EXTRACTED INFORMATION:
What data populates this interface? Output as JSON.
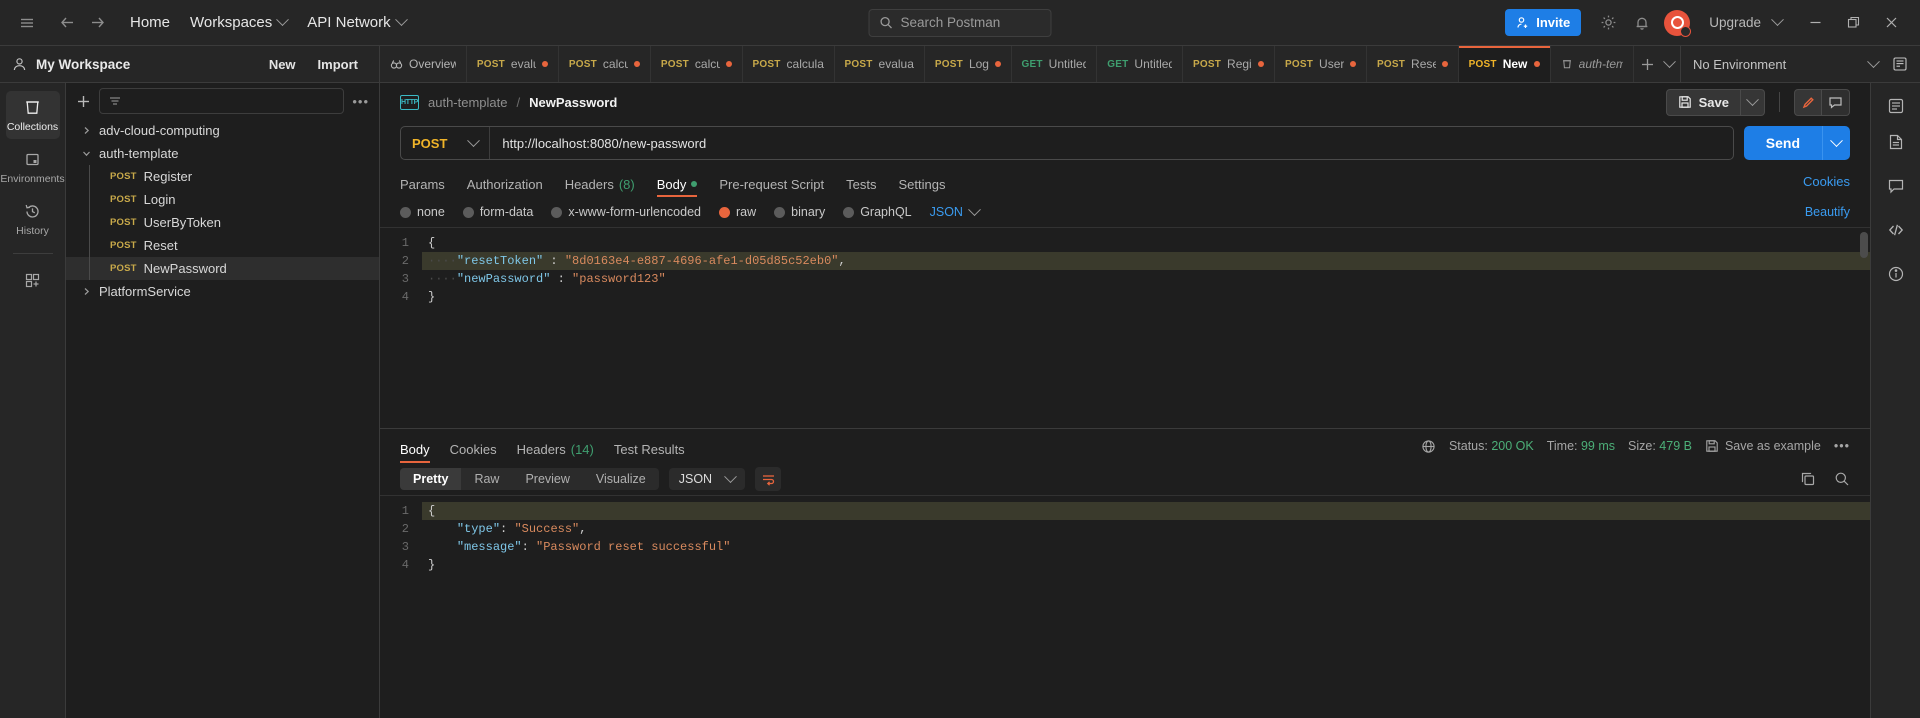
{
  "topbar": {
    "menu_icon": "hamburger-icon",
    "back_icon": "back-arrow-icon",
    "forward_icon": "forward-arrow-icon",
    "home": "Home",
    "workspaces": "Workspaces",
    "api_network": "API Network",
    "search_placeholder": "Search Postman",
    "invite": "Invite",
    "settings_icon": "gear-icon",
    "notifications_icon": "bell-icon",
    "upgrade": "Upgrade",
    "minimize": "—",
    "maximize": "❐",
    "close": "✕"
  },
  "workspace": {
    "name": "My Workspace",
    "new_label": "New",
    "import_label": "Import"
  },
  "rail": {
    "items": [
      {
        "label": "Collections",
        "icon": "collections-icon",
        "active": true
      },
      {
        "label": "Environments",
        "icon": "environments-icon",
        "active": false
      },
      {
        "label": "History",
        "icon": "history-icon",
        "active": false
      }
    ],
    "add_label": "add-apps-icon"
  },
  "sidebar": {
    "add_icon": "plus-icon",
    "filter_icon": "filter-icon",
    "more_icon": "more-options-icon",
    "tree": [
      {
        "label": "adv-cloud-computing",
        "type": "collection",
        "expanded": false,
        "depth": 0
      },
      {
        "label": "auth-template",
        "type": "collection",
        "expanded": true,
        "depth": 0
      },
      {
        "label": "Register",
        "type": "request",
        "method": "POST",
        "depth": 1
      },
      {
        "label": "Login",
        "type": "request",
        "method": "POST",
        "depth": 1
      },
      {
        "label": "UserByToken",
        "type": "request",
        "method": "POST",
        "depth": 1
      },
      {
        "label": "Reset",
        "type": "request",
        "method": "POST",
        "depth": 1
      },
      {
        "label": "NewPassword",
        "type": "request",
        "method": "POST",
        "depth": 1,
        "selected": true
      },
      {
        "label": "PlatformService",
        "type": "collection",
        "expanded": false,
        "depth": 0
      }
    ]
  },
  "tabstrip": {
    "tabs": [
      {
        "label": "Overview",
        "method": "",
        "dirty": false,
        "active": false,
        "kind": "overview"
      },
      {
        "label": "evalua",
        "method": "POST",
        "dirty": true,
        "active": false
      },
      {
        "label": "calcul",
        "method": "POST",
        "dirty": true,
        "active": false
      },
      {
        "label": "calcu",
        "method": "POST",
        "dirty": true,
        "active": false
      },
      {
        "label": "calculat",
        "method": "POST",
        "dirty": false,
        "active": false
      },
      {
        "label": "evaluat",
        "method": "POST",
        "dirty": false,
        "active": false
      },
      {
        "label": "Logi",
        "method": "POST",
        "dirty": true,
        "active": false
      },
      {
        "label": "Untitled",
        "method": "GET",
        "dirty": false,
        "active": false
      },
      {
        "label": "Untitled",
        "method": "GET",
        "dirty": false,
        "active": false
      },
      {
        "label": "Regis",
        "method": "POST",
        "dirty": true,
        "active": false
      },
      {
        "label": "UserB",
        "method": "POST",
        "dirty": true,
        "active": false
      },
      {
        "label": "Rese",
        "method": "POST",
        "dirty": true,
        "active": false
      },
      {
        "label": "NewP",
        "method": "POST",
        "dirty": true,
        "active": true
      },
      {
        "label": "auth-tem",
        "method": "",
        "dirty": false,
        "active": false,
        "kind": "collection"
      }
    ],
    "new_tab_icon": "plus-icon",
    "tab_list_icon": "chevron-down-icon"
  },
  "environment": {
    "selected": "No Environment",
    "caret_icon": "chevron-down-icon",
    "eye_icon": "environment-quick-look-icon"
  },
  "request": {
    "breadcrumb_collection": "auth-template",
    "breadcrumb_separator": "/",
    "breadcrumb_name": "NewPassword",
    "protocol_badge": "HTTP",
    "save_label": "Save",
    "save_icon": "save-icon",
    "edit_icon": "pencil-icon",
    "comment_icon": "comment-icon",
    "method": "POST",
    "url": "http://localhost:8080/new-password",
    "send_label": "Send",
    "tabs": [
      {
        "label": "Params",
        "active": false
      },
      {
        "label": "Authorization",
        "active": false
      },
      {
        "label": "Headers",
        "count": "(8)",
        "active": false
      },
      {
        "label": "Body",
        "active": true,
        "dot": true
      },
      {
        "label": "Pre-request Script",
        "active": false
      },
      {
        "label": "Tests",
        "active": false
      },
      {
        "label": "Settings",
        "active": false
      }
    ],
    "cookies_link": "Cookies",
    "body_modes": [
      {
        "label": "none",
        "selected": false
      },
      {
        "label": "form-data",
        "selected": false
      },
      {
        "label": "x-www-form-urlencoded",
        "selected": false
      },
      {
        "label": "raw",
        "selected": true
      },
      {
        "label": "binary",
        "selected": false
      },
      {
        "label": "GraphQL",
        "selected": false
      }
    ],
    "body_format": "JSON",
    "beautify_label": "Beautify",
    "body_lines": [
      "1",
      "2",
      "3",
      "4"
    ],
    "body_code": {
      "line1": "{",
      "line2_key": "\"resetToken\"",
      "line2_colon": " : ",
      "line2_val": "\"8d0163e4-e887-4696-afe1-d05d85c52eb0\"",
      "line2_comma": ",",
      "line3_key": "\"newPassword\"",
      "line3_colon": " : ",
      "line3_val": "\"password123\"",
      "line4": "}"
    }
  },
  "response": {
    "tabs": [
      {
        "label": "Body",
        "active": true
      },
      {
        "label": "Cookies",
        "active": false
      },
      {
        "label": "Headers",
        "count": "(14)",
        "active": false
      },
      {
        "label": "Test Results",
        "active": false
      }
    ],
    "globe_icon": "globe-icon",
    "status_label": "Status:",
    "status_value": "200 OK",
    "time_label": "Time:",
    "time_value": "99 ms",
    "size_label": "Size:",
    "size_value": "479 B",
    "save_example": "Save as example",
    "save_example_icon": "save-icon",
    "more_icon": "more-options-icon",
    "view_modes": [
      {
        "label": "Pretty",
        "active": true
      },
      {
        "label": "Raw",
        "active": false
      },
      {
        "label": "Preview",
        "active": false
      },
      {
        "label": "Visualize",
        "active": false
      }
    ],
    "format": "JSON",
    "wrap_icon": "word-wrap-icon",
    "copy_icon": "copy-icon",
    "search_icon": "search-icon",
    "body_lines": [
      "1",
      "2",
      "3",
      "4"
    ],
    "body_code": {
      "line1": "{",
      "line2_key": "\"type\"",
      "line2_colon": ": ",
      "line2_val": "\"Success\"",
      "line2_comma": ",",
      "line3_key": "\"message\"",
      "line3_colon": ": ",
      "line3_val": "\"Password reset successful\"",
      "line4": "}"
    }
  },
  "rightrail": {
    "items": [
      {
        "icon": "documentation-icon"
      },
      {
        "icon": "comments-icon"
      },
      {
        "icon": "code-snippet-icon"
      },
      {
        "icon": "info-icon"
      }
    ],
    "top_icon": "layout-icon"
  },
  "colors": {
    "accent_orange": "#e8653d",
    "accent_blue": "#1e7ee6",
    "method_post": "#f0b429",
    "method_get": "#3f9e6f",
    "status_green": "#4caf78",
    "bg": "#1e1e1e",
    "panel": "#262626"
  }
}
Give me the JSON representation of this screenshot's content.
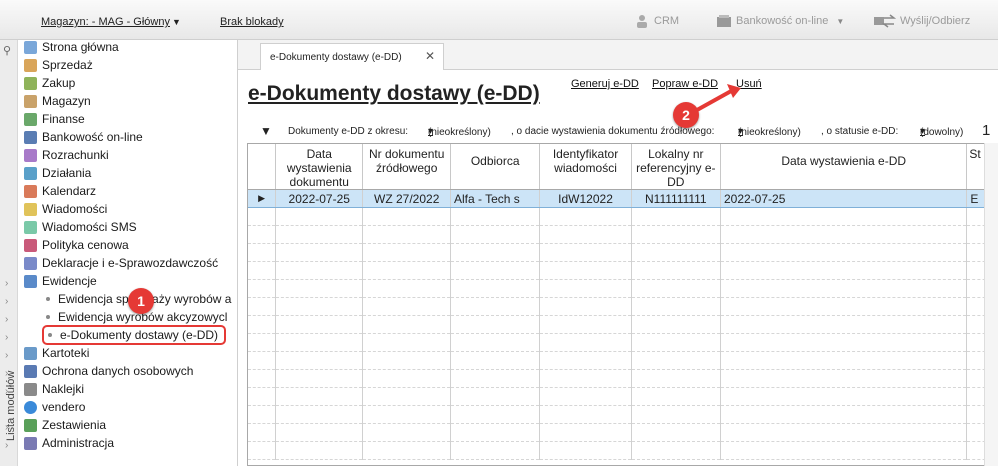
{
  "toolbar": {
    "warehouse": "Magazyn: - MAG - Główny",
    "lock_status": "Brak blokady",
    "crm": "CRM",
    "banking": "Bankowość on-line",
    "send": "Wyślij/Odbierz"
  },
  "sidebar": {
    "panel_label": "Lista modułów",
    "items": [
      {
        "label": "Strona główna",
        "icon": "home-icon"
      },
      {
        "label": "Sprzedaż",
        "icon": "sales-icon"
      },
      {
        "label": "Zakup",
        "icon": "cart-icon"
      },
      {
        "label": "Magazyn",
        "icon": "warehouse-icon"
      },
      {
        "label": "Finanse",
        "icon": "finance-icon"
      },
      {
        "label": "Bankowość on-line",
        "icon": "bank-icon"
      },
      {
        "label": "Rozrachunki",
        "icon": "settlements-icon"
      },
      {
        "label": "Działania",
        "icon": "actions-icon"
      },
      {
        "label": "Kalendarz",
        "icon": "calendar-icon"
      },
      {
        "label": "Wiadomości",
        "icon": "mail-icon"
      },
      {
        "label": "Wiadomości SMS",
        "icon": "sms-icon"
      },
      {
        "label": "Polityka cenowa",
        "icon": "pricing-icon"
      },
      {
        "label": "Deklaracje i e-Sprawozdawczość",
        "icon": "declaration-icon"
      },
      {
        "label": "Ewidencje",
        "icon": "registry-icon"
      }
    ],
    "sub_items": [
      {
        "label": "Ewidencja sprzedaży wyrobów a"
      },
      {
        "label": "Ewidencja wyrobów akcyzowycl"
      },
      {
        "label": "e-Dokumenty dostawy (e-DD)"
      }
    ],
    "items_after": [
      {
        "label": "Kartoteki",
        "icon": "cards-icon"
      },
      {
        "label": "Ochrona danych osobowych",
        "icon": "privacy-icon"
      },
      {
        "label": "Naklejki",
        "icon": "labels-icon"
      },
      {
        "label": "vendero",
        "icon": "vendero-icon"
      },
      {
        "label": "Zestawienia",
        "icon": "reports-icon"
      },
      {
        "label": "Administracja",
        "icon": "admin-icon"
      }
    ]
  },
  "tab": {
    "label": "e-Dokumenty dostawy (e-DD)"
  },
  "main": {
    "title": "e-Dokumenty dostawy (e-DD)",
    "links": {
      "generate": "Generuj e-DD",
      "fix": "Popraw e-DD",
      "delete": "Usuń"
    },
    "filters": {
      "period_label": "Dokumenty e-DD z okresu:",
      "period_value": "(nieokreślony)",
      "date_label": ", o dacie wystawienia dokumentu źródłowego:",
      "date_value": "(nieokreślony)",
      "status_label": ", o statusie e-DD:",
      "status_value": "(dowolny)",
      "trailing": "1"
    },
    "columns": [
      "Data wystawienia dokumentu",
      "Nr dokumentu źródłowego",
      "Odbiorca",
      "Identyfikator wiadomości",
      "Lokalny nr referencyjny e-DD",
      "Data wystawienia e-DD",
      "St"
    ],
    "rows": [
      [
        "2022-07-25",
        "WZ 27/2022",
        "Alfa - Tech s",
        "IdW12022",
        "N111111111",
        "2022-07-25",
        "E"
      ]
    ]
  },
  "annotations": {
    "step1": "1",
    "step2": "2"
  },
  "colors": {
    "highlight": "#e53935",
    "selection": "#cce4f7"
  }
}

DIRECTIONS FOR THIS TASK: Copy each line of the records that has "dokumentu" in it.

PROBLEM SOLUTION:
      "date_label": ", o dacie wystawienia dokumentu źródłowego:",
      "Data wystawienia dokumentu",
      "Nr dokumentu źródłowego",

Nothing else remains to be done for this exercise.